Directions for this task: Only lines containing the string "button" belong in the answer; find them in the records and copy them.

Information provided:
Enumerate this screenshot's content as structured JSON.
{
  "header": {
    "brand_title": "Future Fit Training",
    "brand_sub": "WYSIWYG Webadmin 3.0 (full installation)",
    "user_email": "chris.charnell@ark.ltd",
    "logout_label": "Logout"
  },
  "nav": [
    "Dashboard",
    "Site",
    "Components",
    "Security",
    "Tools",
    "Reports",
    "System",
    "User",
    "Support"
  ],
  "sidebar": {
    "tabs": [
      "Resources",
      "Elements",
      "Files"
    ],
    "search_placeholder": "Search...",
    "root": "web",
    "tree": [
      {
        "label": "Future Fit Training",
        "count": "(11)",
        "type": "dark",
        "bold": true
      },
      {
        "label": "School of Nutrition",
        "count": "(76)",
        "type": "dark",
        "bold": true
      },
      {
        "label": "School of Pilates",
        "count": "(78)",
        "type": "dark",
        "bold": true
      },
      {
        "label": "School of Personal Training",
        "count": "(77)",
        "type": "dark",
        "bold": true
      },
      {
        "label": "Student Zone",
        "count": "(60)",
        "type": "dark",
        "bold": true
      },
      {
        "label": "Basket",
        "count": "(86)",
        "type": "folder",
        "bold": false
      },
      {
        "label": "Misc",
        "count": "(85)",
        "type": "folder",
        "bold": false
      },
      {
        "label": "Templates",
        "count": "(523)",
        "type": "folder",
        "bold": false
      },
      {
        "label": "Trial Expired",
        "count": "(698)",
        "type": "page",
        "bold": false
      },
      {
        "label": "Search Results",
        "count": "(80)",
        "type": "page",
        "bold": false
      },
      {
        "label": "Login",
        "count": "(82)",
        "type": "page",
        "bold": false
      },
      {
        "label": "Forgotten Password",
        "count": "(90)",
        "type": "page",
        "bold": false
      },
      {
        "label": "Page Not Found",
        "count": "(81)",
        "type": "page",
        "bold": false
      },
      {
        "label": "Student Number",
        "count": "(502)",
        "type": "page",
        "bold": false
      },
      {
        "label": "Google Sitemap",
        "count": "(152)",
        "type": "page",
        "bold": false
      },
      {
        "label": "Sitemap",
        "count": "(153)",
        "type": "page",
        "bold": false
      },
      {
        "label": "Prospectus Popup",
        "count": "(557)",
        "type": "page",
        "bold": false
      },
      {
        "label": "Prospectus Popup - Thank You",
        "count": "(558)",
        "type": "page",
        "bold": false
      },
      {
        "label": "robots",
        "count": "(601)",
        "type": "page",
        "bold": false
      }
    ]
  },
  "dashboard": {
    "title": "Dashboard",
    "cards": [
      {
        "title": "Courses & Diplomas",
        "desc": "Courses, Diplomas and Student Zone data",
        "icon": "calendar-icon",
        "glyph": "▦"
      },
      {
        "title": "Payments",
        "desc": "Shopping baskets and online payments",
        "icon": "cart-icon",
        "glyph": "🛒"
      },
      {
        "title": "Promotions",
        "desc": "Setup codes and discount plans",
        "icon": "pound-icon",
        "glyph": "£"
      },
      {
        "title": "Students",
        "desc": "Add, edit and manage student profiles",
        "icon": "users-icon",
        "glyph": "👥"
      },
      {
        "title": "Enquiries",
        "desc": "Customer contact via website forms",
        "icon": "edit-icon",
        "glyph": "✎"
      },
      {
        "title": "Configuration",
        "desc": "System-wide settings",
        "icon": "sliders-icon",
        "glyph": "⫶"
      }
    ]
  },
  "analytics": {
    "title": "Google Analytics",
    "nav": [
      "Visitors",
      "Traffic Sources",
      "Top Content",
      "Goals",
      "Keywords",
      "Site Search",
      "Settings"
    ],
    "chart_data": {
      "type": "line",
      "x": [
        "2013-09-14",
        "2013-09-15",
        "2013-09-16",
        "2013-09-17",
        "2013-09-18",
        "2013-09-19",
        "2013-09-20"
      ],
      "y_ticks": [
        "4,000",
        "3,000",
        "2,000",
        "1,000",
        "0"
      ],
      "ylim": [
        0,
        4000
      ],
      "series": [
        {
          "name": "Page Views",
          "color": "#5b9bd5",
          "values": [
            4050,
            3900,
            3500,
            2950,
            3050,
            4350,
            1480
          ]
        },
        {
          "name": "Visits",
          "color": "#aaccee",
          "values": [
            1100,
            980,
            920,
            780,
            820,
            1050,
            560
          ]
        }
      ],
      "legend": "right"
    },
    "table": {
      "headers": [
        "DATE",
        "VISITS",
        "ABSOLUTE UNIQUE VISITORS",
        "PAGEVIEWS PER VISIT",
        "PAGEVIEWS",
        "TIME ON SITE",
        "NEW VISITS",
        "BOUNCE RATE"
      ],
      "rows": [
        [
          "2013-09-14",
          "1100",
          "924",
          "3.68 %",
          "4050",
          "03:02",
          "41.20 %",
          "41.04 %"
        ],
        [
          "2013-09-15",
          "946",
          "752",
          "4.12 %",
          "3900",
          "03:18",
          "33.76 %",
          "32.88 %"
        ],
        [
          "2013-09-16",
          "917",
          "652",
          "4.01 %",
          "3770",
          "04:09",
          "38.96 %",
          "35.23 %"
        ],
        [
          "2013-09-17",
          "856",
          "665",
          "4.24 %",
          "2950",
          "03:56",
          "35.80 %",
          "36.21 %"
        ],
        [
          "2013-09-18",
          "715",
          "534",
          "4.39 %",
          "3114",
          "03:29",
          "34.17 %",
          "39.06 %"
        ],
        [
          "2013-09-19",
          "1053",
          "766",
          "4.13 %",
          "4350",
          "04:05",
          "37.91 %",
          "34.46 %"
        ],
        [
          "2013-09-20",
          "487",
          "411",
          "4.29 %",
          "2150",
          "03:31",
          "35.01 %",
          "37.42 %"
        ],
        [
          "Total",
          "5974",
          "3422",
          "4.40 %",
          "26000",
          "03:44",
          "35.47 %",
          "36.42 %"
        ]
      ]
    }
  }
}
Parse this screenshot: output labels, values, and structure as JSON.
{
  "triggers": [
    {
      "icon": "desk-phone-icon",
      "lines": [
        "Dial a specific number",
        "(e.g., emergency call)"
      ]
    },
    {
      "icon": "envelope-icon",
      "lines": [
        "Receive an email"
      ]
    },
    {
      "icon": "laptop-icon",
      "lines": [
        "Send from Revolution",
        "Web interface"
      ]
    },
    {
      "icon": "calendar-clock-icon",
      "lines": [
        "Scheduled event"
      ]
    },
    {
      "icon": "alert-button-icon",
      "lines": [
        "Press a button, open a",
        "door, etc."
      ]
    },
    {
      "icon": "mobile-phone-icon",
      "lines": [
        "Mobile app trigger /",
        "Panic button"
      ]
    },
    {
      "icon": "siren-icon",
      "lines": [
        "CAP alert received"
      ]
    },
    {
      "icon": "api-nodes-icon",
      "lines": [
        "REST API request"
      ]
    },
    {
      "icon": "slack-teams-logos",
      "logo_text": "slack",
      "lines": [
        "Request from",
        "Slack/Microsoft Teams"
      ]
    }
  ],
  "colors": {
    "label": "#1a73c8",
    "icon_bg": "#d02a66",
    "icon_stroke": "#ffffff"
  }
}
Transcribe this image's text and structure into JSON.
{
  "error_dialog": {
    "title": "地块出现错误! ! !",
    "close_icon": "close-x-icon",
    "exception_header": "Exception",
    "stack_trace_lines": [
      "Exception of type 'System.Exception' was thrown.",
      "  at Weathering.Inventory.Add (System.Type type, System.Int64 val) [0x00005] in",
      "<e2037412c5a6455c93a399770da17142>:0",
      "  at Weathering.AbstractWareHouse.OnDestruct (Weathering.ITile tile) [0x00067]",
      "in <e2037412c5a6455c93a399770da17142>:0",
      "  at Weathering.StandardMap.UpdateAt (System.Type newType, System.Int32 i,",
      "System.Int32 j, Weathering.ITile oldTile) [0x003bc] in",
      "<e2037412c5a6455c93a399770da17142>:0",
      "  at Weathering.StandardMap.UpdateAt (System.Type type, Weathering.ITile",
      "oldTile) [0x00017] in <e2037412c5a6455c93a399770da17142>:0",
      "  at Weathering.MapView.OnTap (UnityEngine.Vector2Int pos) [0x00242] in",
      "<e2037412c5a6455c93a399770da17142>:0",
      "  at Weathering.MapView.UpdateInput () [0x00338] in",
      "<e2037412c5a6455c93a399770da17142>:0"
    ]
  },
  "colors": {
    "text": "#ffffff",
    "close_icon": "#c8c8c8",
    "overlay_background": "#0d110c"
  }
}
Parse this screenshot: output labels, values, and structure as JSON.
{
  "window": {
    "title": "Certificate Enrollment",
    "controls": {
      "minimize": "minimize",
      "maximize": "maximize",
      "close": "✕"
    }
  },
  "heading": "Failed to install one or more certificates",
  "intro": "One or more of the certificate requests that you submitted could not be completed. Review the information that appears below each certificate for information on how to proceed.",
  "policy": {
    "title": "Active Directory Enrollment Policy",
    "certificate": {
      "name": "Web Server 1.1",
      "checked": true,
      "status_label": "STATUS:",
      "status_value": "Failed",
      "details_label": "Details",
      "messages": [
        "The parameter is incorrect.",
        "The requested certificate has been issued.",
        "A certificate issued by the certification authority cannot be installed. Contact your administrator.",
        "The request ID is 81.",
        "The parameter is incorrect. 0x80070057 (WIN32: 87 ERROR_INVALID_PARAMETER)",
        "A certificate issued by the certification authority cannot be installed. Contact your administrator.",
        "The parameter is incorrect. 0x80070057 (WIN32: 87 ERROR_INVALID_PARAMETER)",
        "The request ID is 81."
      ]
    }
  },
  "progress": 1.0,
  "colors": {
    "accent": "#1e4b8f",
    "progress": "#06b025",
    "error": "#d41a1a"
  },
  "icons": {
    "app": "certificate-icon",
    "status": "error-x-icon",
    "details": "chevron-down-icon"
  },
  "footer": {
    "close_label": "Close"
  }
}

Output for this task:
      "icon": "alert-button-icon",
        "Press a button, open a",
        "Panic button"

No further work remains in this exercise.